Blame your asymmetrical ears for being a dud at dancing

London, Apr 11: Got two left feet? Well, then instead of wasting money on dance classes, try to spend a few minutes measuring your ears, suggest researchers.

Researchers in Edinburgh have embarked upon a mass experiment which will be see both good and bad dancers. They have been invited to show off their skills before having their ears also subjected to scrutiny.

The study’s motive is to test the theory that the more symmetrical you are, the more likely you are to be a hit on the dance floor.

Having kids can mean end of marital bliss

Having kids can mean end of marital blissWashington, Apr 9: Thought marriage, money and kids were the cornerstone of happiness? Well, in that case, here’s a news flash for you: having children can send martial bliss in a downward spiral.

According to researchers at the University of Denver (DU) and Texas A&M, children can add problems and stress to a marriage.

As per an eight-year study of 218 couples, ninety percent of the couples experienced a decrease in marital satisfaction once the first child was born.

Study: BMI and waist size influence heart failure risk

waist size influence heart failure risk According to a new study related to belly fat and heart failure, the body mass index (BMI) and the waist size of people influence their risk of being hospitalized with the heart failure condition or even death from the same.

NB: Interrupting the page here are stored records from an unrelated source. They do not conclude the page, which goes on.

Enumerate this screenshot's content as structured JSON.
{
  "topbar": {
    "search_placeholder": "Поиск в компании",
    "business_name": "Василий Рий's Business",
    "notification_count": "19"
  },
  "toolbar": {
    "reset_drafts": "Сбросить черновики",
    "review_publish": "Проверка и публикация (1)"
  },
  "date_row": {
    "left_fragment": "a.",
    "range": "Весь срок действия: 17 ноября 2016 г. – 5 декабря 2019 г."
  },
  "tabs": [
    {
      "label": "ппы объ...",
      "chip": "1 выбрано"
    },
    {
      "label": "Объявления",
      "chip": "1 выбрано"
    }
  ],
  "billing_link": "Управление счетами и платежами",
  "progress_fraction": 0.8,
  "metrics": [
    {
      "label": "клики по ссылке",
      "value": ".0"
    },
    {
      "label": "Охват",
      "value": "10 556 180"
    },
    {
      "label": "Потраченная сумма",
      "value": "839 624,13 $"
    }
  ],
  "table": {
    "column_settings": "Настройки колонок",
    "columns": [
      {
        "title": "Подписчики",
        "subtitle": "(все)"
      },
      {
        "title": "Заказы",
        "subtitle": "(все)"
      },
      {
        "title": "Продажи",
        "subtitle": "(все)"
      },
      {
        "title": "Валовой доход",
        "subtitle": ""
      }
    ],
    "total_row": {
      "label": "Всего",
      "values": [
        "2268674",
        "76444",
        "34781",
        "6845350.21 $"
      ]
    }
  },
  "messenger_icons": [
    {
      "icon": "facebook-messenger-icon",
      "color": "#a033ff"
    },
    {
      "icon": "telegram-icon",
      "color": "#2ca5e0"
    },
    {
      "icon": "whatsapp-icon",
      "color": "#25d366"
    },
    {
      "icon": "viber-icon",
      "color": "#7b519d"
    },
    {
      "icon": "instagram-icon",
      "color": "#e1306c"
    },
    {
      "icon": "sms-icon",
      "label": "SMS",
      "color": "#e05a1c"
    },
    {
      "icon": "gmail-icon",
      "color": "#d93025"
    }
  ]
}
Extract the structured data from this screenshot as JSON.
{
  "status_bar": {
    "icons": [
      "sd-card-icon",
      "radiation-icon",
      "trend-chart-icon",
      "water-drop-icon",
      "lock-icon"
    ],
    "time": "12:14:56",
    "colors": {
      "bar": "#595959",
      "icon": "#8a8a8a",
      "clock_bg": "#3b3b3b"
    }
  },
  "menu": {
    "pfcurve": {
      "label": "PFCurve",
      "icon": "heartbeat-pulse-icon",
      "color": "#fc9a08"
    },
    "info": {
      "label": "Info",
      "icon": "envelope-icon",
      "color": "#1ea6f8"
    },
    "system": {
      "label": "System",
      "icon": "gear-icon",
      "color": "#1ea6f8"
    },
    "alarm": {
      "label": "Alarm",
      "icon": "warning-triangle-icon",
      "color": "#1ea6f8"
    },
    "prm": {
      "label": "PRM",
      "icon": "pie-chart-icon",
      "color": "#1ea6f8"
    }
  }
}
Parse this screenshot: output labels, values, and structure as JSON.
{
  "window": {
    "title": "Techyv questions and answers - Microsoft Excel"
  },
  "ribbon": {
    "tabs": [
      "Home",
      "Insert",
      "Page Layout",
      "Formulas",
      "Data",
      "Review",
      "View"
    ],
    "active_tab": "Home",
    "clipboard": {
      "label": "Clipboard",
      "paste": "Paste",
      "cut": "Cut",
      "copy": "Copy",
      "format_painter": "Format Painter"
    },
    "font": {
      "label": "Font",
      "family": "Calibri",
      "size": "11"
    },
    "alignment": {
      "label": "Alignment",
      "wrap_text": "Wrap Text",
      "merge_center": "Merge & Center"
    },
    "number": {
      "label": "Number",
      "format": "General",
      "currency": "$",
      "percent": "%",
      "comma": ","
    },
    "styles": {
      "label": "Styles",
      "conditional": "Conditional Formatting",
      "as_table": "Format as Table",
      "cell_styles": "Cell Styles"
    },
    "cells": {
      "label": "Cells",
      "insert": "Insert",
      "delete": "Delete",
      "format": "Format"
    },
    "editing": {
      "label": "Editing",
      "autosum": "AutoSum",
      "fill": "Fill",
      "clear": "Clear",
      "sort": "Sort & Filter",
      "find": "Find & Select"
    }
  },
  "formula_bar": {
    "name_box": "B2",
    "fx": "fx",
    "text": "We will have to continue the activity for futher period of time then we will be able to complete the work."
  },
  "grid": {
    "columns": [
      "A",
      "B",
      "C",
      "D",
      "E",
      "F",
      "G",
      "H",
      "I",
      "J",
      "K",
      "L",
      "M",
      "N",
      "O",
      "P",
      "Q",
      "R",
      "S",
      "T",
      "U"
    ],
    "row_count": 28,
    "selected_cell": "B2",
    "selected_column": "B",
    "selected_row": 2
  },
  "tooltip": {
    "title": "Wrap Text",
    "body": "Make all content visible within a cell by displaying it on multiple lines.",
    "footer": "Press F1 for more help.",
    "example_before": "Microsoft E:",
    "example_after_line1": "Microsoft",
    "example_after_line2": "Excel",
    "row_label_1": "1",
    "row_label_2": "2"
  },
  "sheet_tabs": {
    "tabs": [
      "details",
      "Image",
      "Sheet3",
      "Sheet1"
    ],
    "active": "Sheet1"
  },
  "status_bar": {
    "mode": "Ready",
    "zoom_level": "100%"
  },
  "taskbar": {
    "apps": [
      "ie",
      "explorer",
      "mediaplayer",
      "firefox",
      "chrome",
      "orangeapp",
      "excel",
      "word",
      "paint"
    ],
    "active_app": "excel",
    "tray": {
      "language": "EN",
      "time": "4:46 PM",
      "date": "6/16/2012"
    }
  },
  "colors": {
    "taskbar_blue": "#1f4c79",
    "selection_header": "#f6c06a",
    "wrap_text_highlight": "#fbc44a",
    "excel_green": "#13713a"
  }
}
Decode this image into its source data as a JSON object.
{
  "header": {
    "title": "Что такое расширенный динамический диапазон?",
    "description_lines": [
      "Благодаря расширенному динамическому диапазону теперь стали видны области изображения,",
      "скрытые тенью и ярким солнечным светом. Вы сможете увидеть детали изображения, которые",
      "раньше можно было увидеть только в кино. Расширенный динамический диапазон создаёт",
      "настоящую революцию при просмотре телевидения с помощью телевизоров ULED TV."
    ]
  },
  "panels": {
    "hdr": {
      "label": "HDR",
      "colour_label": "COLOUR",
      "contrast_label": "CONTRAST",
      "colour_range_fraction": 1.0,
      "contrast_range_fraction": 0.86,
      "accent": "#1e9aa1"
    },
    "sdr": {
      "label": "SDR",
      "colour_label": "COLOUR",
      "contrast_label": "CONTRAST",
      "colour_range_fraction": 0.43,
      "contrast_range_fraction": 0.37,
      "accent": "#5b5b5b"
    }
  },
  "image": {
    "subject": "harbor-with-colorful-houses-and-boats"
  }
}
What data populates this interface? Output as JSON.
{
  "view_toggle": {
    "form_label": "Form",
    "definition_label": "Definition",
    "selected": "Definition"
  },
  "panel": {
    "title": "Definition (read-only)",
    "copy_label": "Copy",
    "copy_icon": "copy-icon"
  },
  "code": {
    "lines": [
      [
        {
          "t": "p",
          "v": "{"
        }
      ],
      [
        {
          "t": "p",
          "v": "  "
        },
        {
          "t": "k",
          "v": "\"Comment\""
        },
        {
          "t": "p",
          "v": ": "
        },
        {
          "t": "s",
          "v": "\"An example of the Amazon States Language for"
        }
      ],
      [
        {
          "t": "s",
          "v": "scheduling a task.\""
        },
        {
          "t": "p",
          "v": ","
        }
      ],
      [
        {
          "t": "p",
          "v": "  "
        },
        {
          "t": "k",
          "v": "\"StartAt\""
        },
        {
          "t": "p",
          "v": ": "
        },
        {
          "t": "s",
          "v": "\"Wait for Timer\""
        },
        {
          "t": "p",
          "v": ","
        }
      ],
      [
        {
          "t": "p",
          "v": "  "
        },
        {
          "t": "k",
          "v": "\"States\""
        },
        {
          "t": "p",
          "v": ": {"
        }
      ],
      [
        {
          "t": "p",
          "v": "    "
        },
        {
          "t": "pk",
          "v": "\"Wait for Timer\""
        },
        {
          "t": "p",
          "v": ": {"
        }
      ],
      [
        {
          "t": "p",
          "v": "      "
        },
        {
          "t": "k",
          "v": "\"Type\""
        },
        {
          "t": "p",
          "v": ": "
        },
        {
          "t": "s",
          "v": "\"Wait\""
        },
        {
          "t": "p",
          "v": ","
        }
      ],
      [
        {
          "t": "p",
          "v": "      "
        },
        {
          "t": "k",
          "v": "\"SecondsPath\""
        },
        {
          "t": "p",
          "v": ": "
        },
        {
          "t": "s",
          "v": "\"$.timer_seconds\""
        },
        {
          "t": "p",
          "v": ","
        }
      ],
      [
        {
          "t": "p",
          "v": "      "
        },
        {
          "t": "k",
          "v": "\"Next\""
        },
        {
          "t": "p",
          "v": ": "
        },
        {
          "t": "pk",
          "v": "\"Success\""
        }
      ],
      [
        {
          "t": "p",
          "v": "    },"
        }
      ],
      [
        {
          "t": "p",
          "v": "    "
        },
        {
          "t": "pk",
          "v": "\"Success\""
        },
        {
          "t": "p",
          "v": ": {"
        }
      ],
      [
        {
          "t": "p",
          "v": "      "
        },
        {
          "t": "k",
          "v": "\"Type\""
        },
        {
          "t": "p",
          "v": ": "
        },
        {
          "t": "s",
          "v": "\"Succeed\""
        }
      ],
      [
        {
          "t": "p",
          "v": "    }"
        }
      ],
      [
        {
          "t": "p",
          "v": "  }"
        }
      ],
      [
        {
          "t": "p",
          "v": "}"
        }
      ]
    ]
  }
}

The findings of the study indicated that each additional BMI point increased the risk of heart failure hospitalization or death by 3 percent in women and 7 percent in men; while a waist-size increase of 10 centimeters furthered the risk by 19 percent in women and 30 percent in men.

ACOG clarifications on HPV test vis-à-vis Pap Smears

American College of Obstetricians and Gynecologists (ACOG)

New TB vaccine found safe in Phase I trial

Tuberculosis VaccineWashington, April 8: A leading new tuberculosis vaccine, called MVA85A, has been found to be safe in its Phase I trial.

Lead researcher Dr. Helen McShane, reader in vaccinology and Wellcome senior fellow at the University of Oxford’s Jenner Institute in England, studied the effects of the vaccine specifically in people who had latent tuberculosis infection (LTBI), which can cause full-blown disease when re-activated.

For the study, the researchers recruited 12 individuals with LTBI, who did not have other complicating factors like HIV or hepatitis.

Retina works like a multi-layered jigsaw puzzle of receptive fields

Retina works like a multi-layered jigsaw puzzle of receptive fieldsWashington, April 7: Scientists at the Salk Institute for Biological Studies have found that the retina works like a multi-layered jigsaw puzzle of jagged windows called receptive fields, through which about 1.25 million neurons view the world.

The researchers have revealed that these receptive fields fit together like pieces of a puzzle, preventing "blind spots" and excessive overlap that could blur our perception of the world.